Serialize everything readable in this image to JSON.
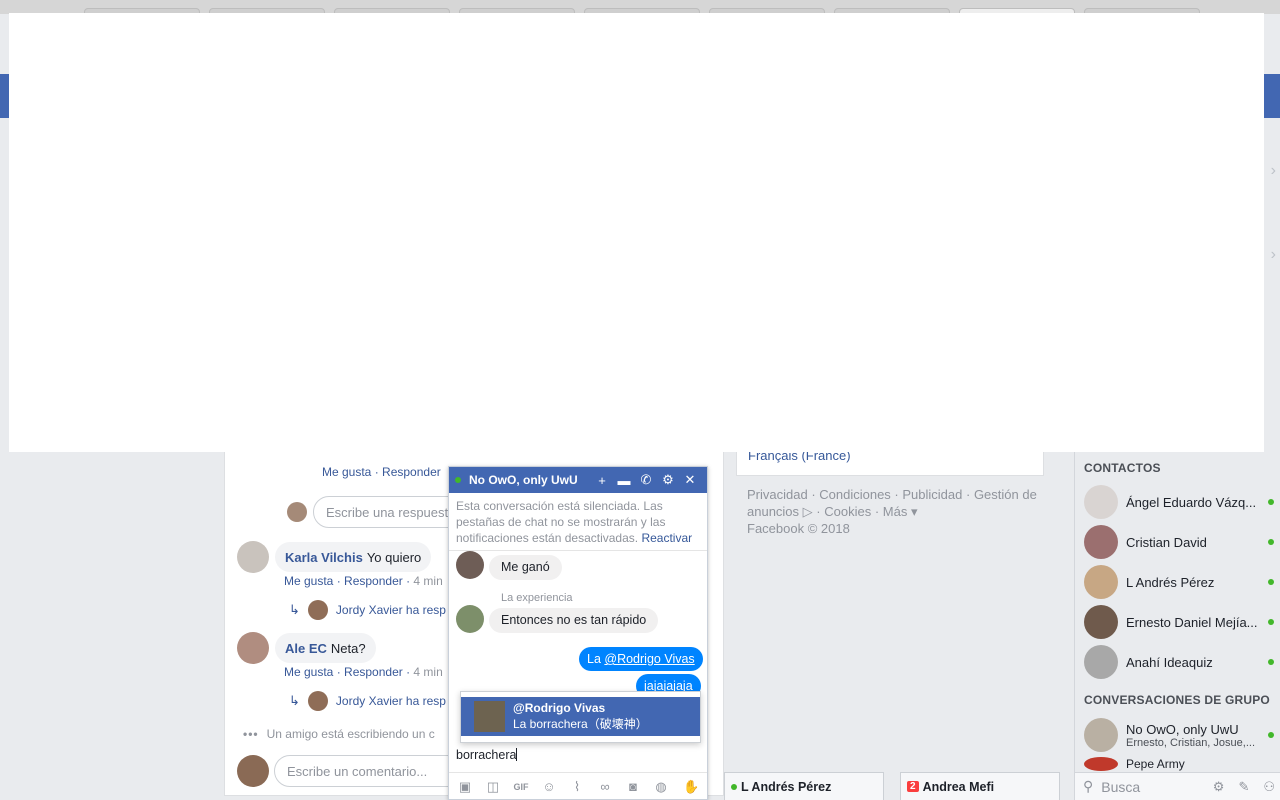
{
  "feed": {
    "top_actions": {
      "like": "Me gusta",
      "reply": "Responder"
    },
    "reply_placeholder": "Escribe una respuest",
    "comments": [
      {
        "author": "Karla Vilchis",
        "text": "Yo quiero",
        "like": "Me gusta",
        "reply": "Responder",
        "time": "4 min",
        "reply_summary": "Jordy Xavier ha resp"
      },
      {
        "author": "Ale EC",
        "text": "Neta?",
        "like": "Me gusta",
        "reply": "Responder",
        "time": "4 min",
        "reply_summary": "Jordy Xavier ha resp"
      }
    ],
    "typing": "Un amigo está escribiendo un c",
    "comment_placeholder": "Escribe un comentario..."
  },
  "middle": {
    "language": "Français (France)",
    "footer": [
      "Privacidad",
      "Condiciones",
      "Publicidad",
      "Gestión de anuncios",
      "Cookies",
      "Más",
      "Facebook © 2018"
    ]
  },
  "chat": {
    "title": "No OwO, only UwU",
    "muted_note": "Esta conversación está silenciada. Las pestañas de chat no se mostrarán y las notificaciones están desactivadas.",
    "reactivate": "Reactivar",
    "messages": {
      "partial": "Me ganó",
      "sender_label": "La experiencia",
      "in_text": "Entonces no es tan rápido",
      "out_prefix": "La ",
      "out_mention": "@Rodrigo Vivas",
      "out_second": "jajajajaja"
    },
    "mention": {
      "name": "@Rodrigo Vivas",
      "sub": "La borrachera（破壊神）"
    },
    "composer_text": "borrachera"
  },
  "tabs": [
    {
      "label": "L Andrés Pérez"
    },
    {
      "label": "Andrea Mefi",
      "badge": "2"
    }
  ],
  "sidebar": {
    "contacts_heading": "CONTACTOS",
    "contacts": [
      {
        "name": "Ángel Eduardo Vázq..."
      },
      {
        "name": "Cristian David"
      },
      {
        "name": "L Andrés Pérez"
      },
      {
        "name": "Ernesto Daniel Mejía..."
      },
      {
        "name": "Anahí Ideaquiz"
      }
    ],
    "groups_heading": "CONVERSACIONES DE GRUPO",
    "groups": [
      {
        "name": "No OwO, only UwU",
        "members": "Ernesto, Cristian, Josue,..."
      },
      {
        "name": "Pepe Army"
      }
    ],
    "search_placeholder": "Busca"
  },
  "colors": {
    "brand": "#4267b2",
    "online": "#42b72a",
    "messenger_blue": "#0084ff"
  }
}
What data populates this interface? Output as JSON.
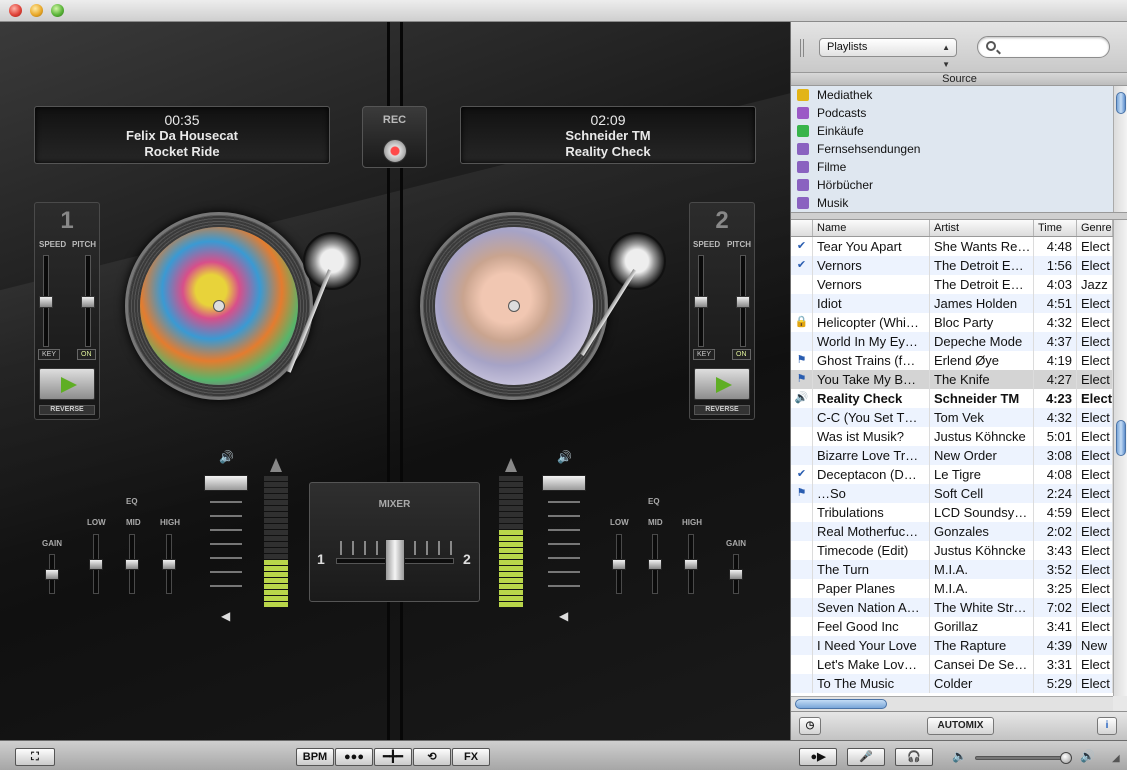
{
  "deck_left": {
    "time": "00:35",
    "artist": "Felix Da Housecat",
    "song": "Rocket Ride",
    "number": "1"
  },
  "deck_right": {
    "time": "02:09",
    "artist": "Schneider TM",
    "song": "Reality Check",
    "number": "2"
  },
  "rec_label": "REC",
  "deck_controls": {
    "speed": "SPEED",
    "pitch": "PITCH",
    "key": "KEY",
    "on": "ON",
    "reverse": "REVERSE"
  },
  "eq": {
    "title": "EQ",
    "low": "LOW",
    "mid": "MID",
    "high": "HIGH",
    "gain": "GAIN"
  },
  "mixer": {
    "label": "MIXER",
    "left": "1",
    "right": "2"
  },
  "sidebar": {
    "playlist_select": "Playlists",
    "search_placeholder": "",
    "source_header": "Source",
    "sources": [
      {
        "label": "Mediathek",
        "icon": "music-library-icon",
        "color": "#e2b418"
      },
      {
        "label": "Podcasts",
        "icon": "podcast-icon",
        "color": "#9b59c6"
      },
      {
        "label": "Einkäufe",
        "icon": "store-icon",
        "color": "#38b44a"
      },
      {
        "label": "Fernsehsendungen",
        "icon": "smart-playlist-icon",
        "color": "#8a62c0"
      },
      {
        "label": "Filme",
        "icon": "smart-playlist-icon",
        "color": "#8a62c0"
      },
      {
        "label": "Hörbücher",
        "icon": "smart-playlist-icon",
        "color": "#8a62c0"
      },
      {
        "label": "Musik",
        "icon": "smart-playlist-icon",
        "color": "#8a62c0"
      }
    ]
  },
  "tracklist": {
    "columns": [
      "Name",
      "Artist",
      "Time",
      "Genre"
    ],
    "rows": [
      {
        "mark": "✔",
        "name": "Tear You Apart",
        "artist": "She Wants Re…",
        "time": "4:48",
        "genre": "Elect"
      },
      {
        "mark": "✔",
        "name": "Vernors",
        "artist": "The Detroit E…",
        "time": "1:56",
        "genre": "Elect"
      },
      {
        "mark": "",
        "name": "Vernors",
        "artist": "The Detroit E…",
        "time": "4:03",
        "genre": "Jazz"
      },
      {
        "mark": "",
        "name": "Idiot",
        "artist": "James Holden",
        "time": "4:51",
        "genre": "Elect"
      },
      {
        "mark": "🔒",
        "name": "Helicopter (Whi…",
        "artist": "Bloc Party",
        "time": "4:32",
        "genre": "Elect"
      },
      {
        "mark": "",
        "name": "World In My Ey…",
        "artist": "Depeche Mode",
        "time": "4:37",
        "genre": "Elect"
      },
      {
        "mark": "⚑",
        "name": "Ghost Trains (f…",
        "artist": "Erlend Øye",
        "time": "4:19",
        "genre": "Elect"
      },
      {
        "mark": "⚑",
        "name": "You Take My B…",
        "artist": "The Knife",
        "time": "4:27",
        "genre": "Elect"
      },
      {
        "mark": "🔊",
        "name": "Reality Check",
        "artist": "Schneider TM",
        "time": "4:23",
        "genre": "Elect"
      },
      {
        "mark": "",
        "name": "C-C (You Set T…",
        "artist": "Tom Vek",
        "time": "4:32",
        "genre": "Elect"
      },
      {
        "mark": "",
        "name": "Was ist Musik?",
        "artist": "Justus Köhncke",
        "time": "5:01",
        "genre": "Elect"
      },
      {
        "mark": "",
        "name": "Bizarre Love Tr…",
        "artist": "New Order",
        "time": "3:08",
        "genre": "Elect"
      },
      {
        "mark": "✔",
        "name": "Deceptacon (D…",
        "artist": "Le Tigre",
        "time": "4:08",
        "genre": "Elect"
      },
      {
        "mark": "⚑",
        "name": "…So",
        "artist": "Soft Cell",
        "time": "2:24",
        "genre": "Elect"
      },
      {
        "mark": "",
        "name": "Tribulations",
        "artist": "LCD Soundsy…",
        "time": "4:59",
        "genre": "Elect"
      },
      {
        "mark": "",
        "name": "Real Motherfuc…",
        "artist": "Gonzales",
        "time": "2:02",
        "genre": "Elect"
      },
      {
        "mark": "",
        "name": "Timecode (Edit)",
        "artist": "Justus Köhncke",
        "time": "3:43",
        "genre": "Elect"
      },
      {
        "mark": "",
        "name": "The Turn",
        "artist": "M.I.A.",
        "time": "3:52",
        "genre": "Elect"
      },
      {
        "mark": "",
        "name": "Paper Planes",
        "artist": "M.I.A.",
        "time": "3:25",
        "genre": "Elect"
      },
      {
        "mark": "",
        "name": "Seven Nation A…",
        "artist": "The White Str…",
        "time": "7:02",
        "genre": "Elect"
      },
      {
        "mark": "",
        "name": "Feel Good Inc",
        "artist": "Gorillaz",
        "time": "3:41",
        "genre": "Elect"
      },
      {
        "mark": "",
        "name": "I Need Your Love",
        "artist": "The Rapture",
        "time": "4:39",
        "genre": "New"
      },
      {
        "mark": "",
        "name": "Let's Make Lov…",
        "artist": "Cansei De Se…",
        "time": "3:31",
        "genre": "Elect"
      },
      {
        "mark": "",
        "name": "To The Music",
        "artist": "Colder",
        "time": "5:29",
        "genre": "Elect"
      }
    ]
  },
  "panel_bottom": {
    "automix": "AUTOMIX",
    "info": "i"
  },
  "toolbar": {
    "bpm": "BPM",
    "fx": "FX"
  },
  "colors": {
    "meter_lit": "#b9d64a",
    "rec_red": "#ff4a4a"
  }
}
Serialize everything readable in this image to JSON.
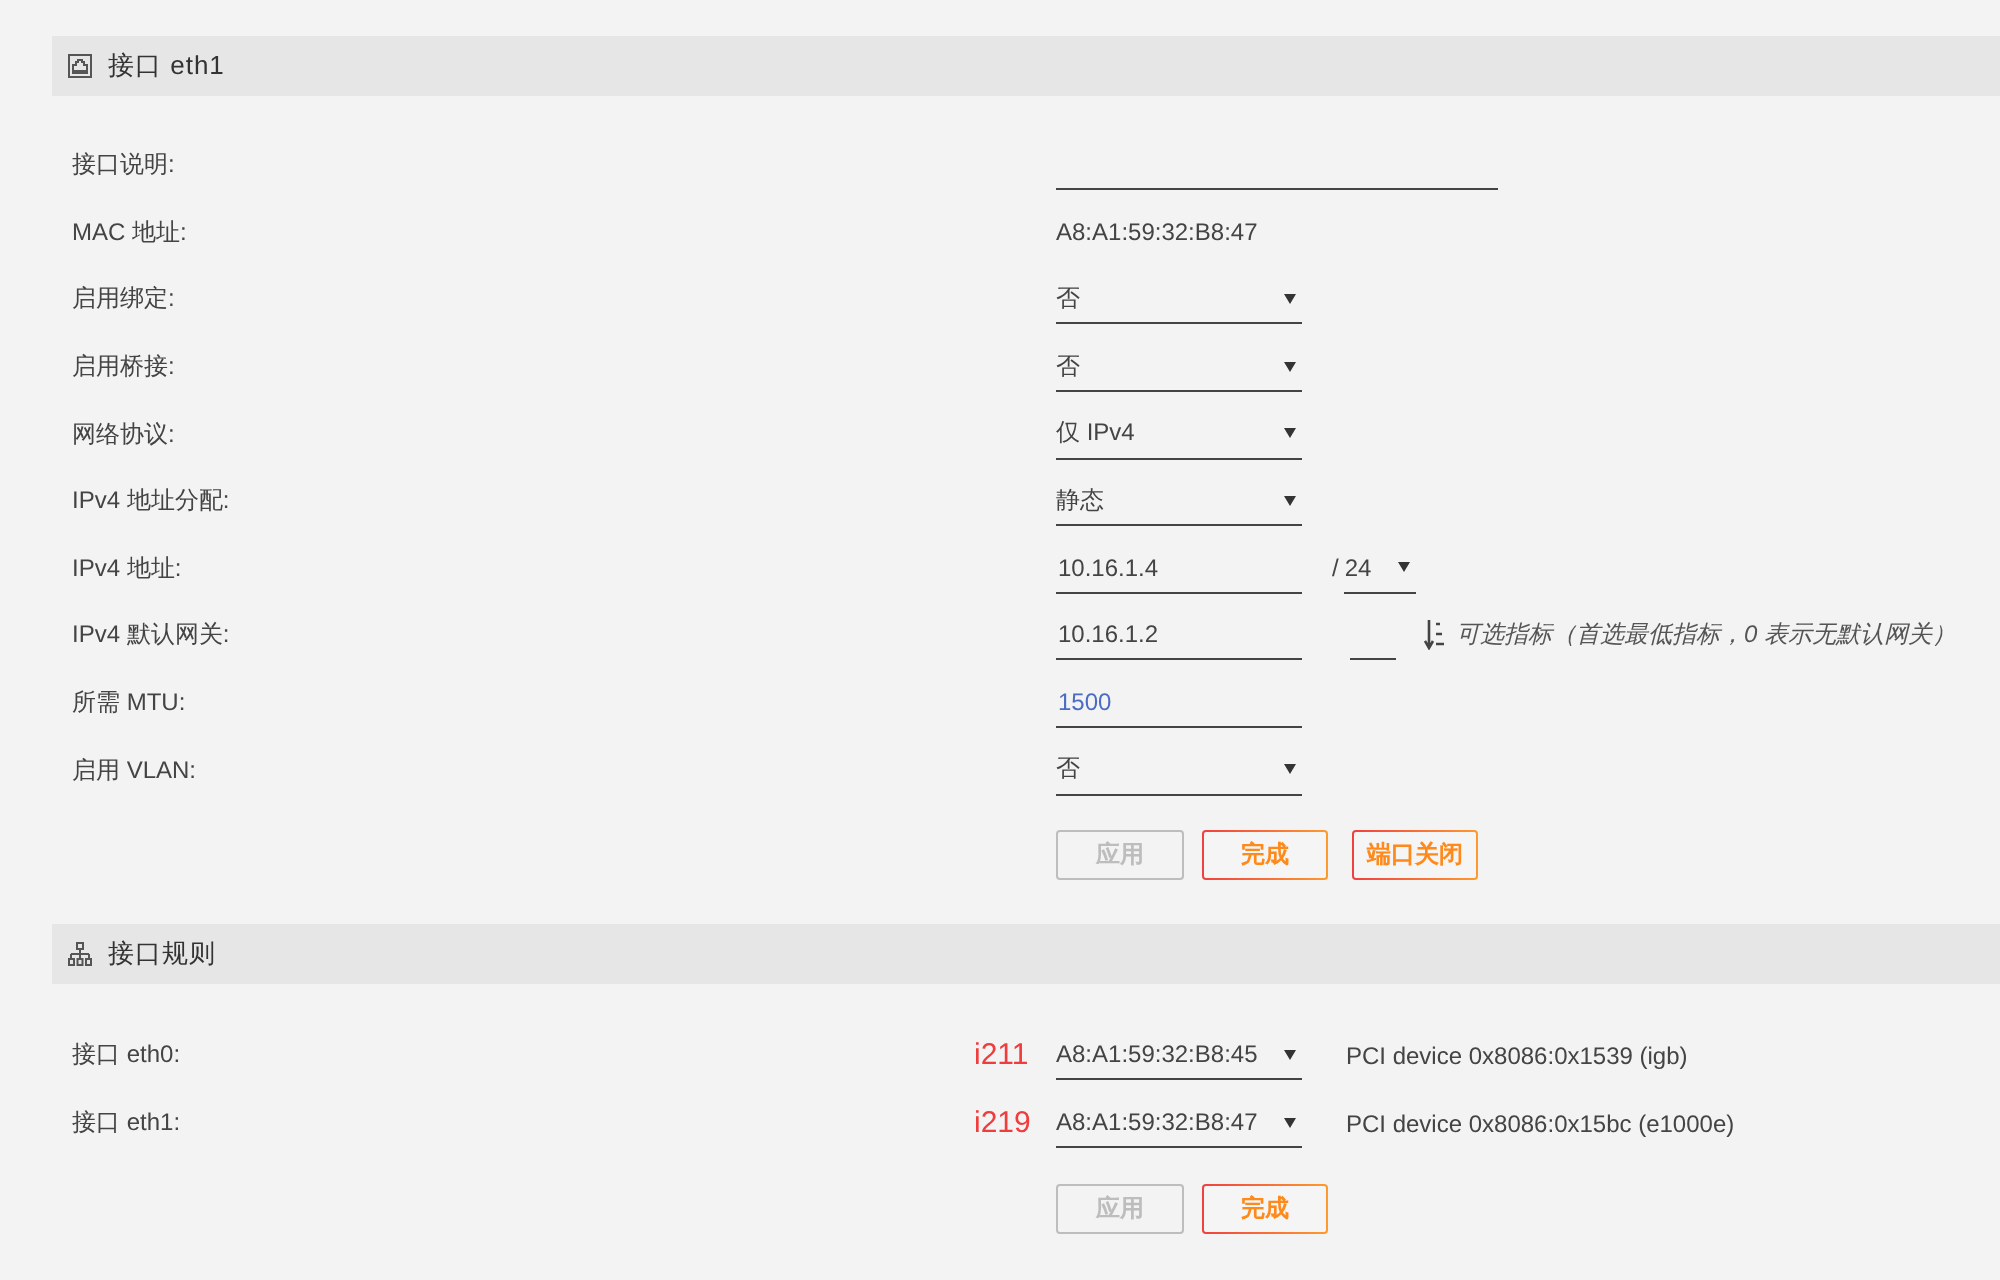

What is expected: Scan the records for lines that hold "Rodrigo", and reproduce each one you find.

Reply:
      "out_mention": "@Rodrigo Vivas",
      "name": "@Rodrigo Vivas",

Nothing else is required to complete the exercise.